# EXERCISE OBJECTIVE
Within the records, which lines hold the string "hosts"? Report each one by copying it.

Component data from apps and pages
=== Section Start ===

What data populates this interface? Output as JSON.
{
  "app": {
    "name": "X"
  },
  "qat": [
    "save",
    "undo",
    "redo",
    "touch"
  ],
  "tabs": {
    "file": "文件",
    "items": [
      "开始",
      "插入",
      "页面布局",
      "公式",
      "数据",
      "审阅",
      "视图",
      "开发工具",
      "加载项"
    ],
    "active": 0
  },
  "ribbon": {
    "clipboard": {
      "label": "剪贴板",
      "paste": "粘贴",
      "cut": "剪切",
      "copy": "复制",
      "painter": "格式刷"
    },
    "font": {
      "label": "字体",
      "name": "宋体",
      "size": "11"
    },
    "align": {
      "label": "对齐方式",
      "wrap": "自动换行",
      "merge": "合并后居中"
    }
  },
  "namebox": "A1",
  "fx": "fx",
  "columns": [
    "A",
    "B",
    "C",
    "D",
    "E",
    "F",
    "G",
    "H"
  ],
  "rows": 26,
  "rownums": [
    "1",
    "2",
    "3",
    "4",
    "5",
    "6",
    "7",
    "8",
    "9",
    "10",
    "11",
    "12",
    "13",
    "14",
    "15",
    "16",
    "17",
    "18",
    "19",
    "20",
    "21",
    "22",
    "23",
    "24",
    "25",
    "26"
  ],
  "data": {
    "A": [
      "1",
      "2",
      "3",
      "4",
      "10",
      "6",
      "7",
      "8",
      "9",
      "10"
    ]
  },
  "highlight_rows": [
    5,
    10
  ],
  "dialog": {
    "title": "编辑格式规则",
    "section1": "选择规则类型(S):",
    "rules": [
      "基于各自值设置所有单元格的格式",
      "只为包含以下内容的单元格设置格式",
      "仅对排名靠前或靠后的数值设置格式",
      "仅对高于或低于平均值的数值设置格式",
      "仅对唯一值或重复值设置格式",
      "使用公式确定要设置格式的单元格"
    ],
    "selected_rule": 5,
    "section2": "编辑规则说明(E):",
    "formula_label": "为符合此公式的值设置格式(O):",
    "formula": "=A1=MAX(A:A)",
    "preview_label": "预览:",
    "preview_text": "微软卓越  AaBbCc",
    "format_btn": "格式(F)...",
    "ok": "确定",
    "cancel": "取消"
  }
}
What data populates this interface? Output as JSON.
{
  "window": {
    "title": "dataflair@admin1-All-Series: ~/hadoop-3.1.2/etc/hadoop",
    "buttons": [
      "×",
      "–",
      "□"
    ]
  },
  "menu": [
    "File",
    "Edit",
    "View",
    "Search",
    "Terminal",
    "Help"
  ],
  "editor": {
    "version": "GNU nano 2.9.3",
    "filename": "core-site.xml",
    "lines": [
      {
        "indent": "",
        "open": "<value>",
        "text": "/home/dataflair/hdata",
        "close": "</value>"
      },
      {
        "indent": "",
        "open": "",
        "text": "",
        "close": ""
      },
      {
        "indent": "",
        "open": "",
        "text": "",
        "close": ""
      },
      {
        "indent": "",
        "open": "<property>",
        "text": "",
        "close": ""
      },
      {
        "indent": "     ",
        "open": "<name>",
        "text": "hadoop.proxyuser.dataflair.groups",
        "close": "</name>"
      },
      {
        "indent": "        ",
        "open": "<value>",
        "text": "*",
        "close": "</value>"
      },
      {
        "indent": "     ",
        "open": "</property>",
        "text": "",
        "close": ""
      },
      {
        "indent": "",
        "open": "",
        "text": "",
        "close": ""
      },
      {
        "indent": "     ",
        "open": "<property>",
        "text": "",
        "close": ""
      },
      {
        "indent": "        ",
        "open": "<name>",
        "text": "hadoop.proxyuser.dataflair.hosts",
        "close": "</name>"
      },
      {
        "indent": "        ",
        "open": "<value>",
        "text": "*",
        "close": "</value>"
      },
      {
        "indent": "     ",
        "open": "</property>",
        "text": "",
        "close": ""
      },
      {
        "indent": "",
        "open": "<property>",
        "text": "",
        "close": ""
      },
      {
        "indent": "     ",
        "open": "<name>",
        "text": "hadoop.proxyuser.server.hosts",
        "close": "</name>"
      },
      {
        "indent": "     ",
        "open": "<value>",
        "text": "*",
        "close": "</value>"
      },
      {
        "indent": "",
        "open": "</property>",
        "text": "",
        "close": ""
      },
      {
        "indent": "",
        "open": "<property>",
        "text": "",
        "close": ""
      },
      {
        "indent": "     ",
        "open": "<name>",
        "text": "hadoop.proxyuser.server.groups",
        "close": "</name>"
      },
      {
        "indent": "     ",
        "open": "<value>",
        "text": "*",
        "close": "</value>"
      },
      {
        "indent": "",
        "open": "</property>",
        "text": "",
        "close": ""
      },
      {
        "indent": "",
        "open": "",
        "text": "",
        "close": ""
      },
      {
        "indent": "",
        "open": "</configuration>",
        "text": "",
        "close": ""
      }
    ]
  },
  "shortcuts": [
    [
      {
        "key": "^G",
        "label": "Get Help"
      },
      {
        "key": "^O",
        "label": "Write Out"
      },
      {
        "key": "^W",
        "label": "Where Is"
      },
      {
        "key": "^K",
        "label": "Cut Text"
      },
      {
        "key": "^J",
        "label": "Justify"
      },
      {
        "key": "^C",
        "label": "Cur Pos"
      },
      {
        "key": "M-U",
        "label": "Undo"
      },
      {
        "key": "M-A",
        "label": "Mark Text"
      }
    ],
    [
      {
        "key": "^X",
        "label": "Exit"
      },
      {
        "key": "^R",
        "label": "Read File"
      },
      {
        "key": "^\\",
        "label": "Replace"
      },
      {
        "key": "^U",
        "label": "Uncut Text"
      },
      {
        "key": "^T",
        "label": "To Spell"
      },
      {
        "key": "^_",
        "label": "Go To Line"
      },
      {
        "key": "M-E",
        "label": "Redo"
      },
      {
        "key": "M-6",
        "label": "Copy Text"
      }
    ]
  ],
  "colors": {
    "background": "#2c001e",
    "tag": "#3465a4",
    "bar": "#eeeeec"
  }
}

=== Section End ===

# SOLUTION
        "text": "hadoop.proxyuser.dataflair.hosts",
        "text": "hadoop.proxyuser.server.hosts",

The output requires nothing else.